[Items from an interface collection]
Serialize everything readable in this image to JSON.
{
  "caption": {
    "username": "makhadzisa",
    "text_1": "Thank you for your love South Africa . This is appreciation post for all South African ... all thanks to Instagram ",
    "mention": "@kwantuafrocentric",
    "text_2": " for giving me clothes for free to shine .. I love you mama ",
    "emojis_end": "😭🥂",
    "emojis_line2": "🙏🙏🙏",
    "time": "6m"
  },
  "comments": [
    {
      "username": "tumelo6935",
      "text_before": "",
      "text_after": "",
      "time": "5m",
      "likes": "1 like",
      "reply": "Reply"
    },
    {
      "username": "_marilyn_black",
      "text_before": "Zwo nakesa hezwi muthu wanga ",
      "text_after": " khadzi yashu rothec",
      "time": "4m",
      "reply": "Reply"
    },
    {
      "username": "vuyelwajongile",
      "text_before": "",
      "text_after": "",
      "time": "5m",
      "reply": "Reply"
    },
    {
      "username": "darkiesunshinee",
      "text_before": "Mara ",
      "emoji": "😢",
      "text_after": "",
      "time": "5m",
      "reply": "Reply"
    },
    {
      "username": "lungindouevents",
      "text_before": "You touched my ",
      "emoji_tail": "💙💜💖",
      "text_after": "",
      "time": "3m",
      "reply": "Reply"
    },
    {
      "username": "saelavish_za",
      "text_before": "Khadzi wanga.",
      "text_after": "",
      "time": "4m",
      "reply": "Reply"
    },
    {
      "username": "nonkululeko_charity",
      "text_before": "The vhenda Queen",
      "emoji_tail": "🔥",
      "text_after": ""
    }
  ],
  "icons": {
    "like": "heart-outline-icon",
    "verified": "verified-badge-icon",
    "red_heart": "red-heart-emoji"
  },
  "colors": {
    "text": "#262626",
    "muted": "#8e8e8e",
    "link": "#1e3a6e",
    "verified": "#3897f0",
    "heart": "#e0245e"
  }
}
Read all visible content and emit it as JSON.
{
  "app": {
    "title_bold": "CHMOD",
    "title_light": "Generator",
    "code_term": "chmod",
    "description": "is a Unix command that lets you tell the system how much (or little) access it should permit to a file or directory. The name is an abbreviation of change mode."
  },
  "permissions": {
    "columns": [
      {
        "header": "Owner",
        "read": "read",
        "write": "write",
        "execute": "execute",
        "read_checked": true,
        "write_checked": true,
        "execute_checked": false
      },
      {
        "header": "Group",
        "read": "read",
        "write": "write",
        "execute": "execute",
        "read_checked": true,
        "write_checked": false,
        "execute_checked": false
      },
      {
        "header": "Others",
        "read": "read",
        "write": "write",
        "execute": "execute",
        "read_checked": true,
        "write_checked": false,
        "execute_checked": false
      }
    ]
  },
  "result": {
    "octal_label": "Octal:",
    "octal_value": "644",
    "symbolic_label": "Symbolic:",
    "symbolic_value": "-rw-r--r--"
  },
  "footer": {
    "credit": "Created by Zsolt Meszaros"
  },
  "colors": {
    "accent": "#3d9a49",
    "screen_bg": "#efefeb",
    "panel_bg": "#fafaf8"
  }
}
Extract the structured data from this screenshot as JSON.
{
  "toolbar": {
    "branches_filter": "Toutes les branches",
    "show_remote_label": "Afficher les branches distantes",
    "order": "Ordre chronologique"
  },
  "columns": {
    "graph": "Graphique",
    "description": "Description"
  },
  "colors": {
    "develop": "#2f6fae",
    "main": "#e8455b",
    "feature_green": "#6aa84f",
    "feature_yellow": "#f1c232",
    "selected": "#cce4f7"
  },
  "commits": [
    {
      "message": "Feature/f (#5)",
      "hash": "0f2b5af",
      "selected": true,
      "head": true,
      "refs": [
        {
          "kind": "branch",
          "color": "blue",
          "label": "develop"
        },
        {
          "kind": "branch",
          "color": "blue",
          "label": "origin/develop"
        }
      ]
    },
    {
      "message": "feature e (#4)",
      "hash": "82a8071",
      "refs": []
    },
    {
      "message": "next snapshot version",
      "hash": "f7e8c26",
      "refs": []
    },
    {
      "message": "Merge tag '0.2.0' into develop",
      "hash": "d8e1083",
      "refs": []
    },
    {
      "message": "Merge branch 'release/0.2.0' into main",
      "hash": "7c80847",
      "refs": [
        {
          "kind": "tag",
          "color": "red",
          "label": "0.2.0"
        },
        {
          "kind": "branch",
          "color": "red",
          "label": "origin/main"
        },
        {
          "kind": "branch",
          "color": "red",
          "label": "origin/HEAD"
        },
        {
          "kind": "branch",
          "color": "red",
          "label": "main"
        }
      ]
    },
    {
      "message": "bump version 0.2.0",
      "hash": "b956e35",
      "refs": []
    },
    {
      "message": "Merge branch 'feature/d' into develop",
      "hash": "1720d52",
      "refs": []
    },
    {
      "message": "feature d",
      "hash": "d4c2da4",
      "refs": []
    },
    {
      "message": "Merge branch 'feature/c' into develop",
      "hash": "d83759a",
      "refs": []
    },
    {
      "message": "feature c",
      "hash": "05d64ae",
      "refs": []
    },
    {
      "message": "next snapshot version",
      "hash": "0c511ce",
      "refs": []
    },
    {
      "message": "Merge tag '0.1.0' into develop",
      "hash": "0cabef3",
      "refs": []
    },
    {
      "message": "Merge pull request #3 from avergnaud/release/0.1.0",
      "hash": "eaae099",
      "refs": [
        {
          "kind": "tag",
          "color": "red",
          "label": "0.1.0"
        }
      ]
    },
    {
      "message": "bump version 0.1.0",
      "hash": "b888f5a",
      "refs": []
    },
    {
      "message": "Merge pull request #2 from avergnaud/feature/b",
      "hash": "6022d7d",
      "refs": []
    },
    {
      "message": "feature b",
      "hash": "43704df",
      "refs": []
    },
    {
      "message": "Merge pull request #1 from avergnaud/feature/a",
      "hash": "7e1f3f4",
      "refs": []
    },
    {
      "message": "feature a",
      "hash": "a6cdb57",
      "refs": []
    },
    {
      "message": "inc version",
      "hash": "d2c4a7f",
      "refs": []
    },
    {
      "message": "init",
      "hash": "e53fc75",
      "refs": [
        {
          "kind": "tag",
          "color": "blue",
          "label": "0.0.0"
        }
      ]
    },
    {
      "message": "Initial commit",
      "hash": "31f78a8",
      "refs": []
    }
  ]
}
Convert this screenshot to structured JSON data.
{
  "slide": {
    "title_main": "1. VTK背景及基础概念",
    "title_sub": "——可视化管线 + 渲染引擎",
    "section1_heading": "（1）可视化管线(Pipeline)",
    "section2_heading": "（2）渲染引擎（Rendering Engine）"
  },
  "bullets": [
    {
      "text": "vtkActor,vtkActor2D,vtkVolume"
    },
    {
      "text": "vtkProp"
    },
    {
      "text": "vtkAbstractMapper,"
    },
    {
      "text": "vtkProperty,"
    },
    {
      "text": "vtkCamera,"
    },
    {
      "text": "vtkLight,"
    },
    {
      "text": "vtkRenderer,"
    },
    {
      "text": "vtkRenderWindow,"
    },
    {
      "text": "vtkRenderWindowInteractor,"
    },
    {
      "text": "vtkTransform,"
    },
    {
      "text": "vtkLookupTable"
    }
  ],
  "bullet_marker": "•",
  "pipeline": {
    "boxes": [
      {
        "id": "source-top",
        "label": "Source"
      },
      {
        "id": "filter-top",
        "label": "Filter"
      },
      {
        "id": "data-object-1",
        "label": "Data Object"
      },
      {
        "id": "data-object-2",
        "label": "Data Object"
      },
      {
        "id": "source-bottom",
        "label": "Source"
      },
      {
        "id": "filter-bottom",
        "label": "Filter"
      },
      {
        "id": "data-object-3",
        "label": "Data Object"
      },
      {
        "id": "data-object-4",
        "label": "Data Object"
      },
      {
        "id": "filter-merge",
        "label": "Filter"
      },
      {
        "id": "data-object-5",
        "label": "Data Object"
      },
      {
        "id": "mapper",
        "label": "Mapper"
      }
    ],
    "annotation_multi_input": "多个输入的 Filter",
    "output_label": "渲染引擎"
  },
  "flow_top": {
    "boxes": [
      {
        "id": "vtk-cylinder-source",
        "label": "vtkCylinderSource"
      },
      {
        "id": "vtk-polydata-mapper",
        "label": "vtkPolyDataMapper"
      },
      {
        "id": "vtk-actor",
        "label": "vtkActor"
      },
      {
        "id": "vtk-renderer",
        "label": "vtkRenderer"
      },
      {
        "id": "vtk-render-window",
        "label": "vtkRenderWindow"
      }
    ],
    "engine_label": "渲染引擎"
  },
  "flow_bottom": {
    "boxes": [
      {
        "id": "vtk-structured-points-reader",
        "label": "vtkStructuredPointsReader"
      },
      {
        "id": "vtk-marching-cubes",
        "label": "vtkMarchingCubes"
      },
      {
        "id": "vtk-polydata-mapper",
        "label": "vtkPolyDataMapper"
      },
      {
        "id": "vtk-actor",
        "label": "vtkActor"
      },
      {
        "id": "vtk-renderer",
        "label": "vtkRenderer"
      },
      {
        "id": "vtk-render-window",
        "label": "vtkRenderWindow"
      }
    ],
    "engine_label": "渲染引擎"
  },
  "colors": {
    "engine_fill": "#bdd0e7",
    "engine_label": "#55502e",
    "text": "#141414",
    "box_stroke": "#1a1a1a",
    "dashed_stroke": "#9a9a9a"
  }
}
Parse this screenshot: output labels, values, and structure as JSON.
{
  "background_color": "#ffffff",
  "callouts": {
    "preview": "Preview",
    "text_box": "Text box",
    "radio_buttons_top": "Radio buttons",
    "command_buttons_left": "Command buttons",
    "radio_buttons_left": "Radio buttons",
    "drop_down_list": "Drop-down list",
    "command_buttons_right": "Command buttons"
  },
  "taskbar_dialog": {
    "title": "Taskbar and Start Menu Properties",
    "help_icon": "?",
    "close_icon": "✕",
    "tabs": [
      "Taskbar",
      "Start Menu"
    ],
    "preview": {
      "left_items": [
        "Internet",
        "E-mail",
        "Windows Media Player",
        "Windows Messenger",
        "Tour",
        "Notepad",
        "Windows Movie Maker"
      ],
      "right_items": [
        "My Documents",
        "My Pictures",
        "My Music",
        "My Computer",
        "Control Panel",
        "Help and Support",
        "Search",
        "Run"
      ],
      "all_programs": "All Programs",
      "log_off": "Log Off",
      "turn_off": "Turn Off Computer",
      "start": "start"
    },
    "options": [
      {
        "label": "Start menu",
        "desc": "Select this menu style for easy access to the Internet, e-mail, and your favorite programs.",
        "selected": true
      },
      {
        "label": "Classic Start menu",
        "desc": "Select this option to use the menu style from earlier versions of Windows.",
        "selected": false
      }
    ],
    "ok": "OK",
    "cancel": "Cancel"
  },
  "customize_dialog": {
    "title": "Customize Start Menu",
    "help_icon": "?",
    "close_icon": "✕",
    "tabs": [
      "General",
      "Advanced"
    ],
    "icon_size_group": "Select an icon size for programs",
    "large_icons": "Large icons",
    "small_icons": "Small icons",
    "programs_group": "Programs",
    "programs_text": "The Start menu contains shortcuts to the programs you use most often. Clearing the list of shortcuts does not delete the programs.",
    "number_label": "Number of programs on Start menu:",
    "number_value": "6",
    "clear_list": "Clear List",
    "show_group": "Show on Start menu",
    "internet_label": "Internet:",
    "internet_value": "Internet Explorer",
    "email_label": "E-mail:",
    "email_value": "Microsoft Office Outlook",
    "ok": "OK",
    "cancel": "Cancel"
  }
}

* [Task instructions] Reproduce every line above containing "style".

* [Task solution]
        "desc": "Select this menu style for easy access to the Internet, e-mail, and your favorite programs.",
        "desc": "Select this option to use the menu style from earlier versions of Windows.",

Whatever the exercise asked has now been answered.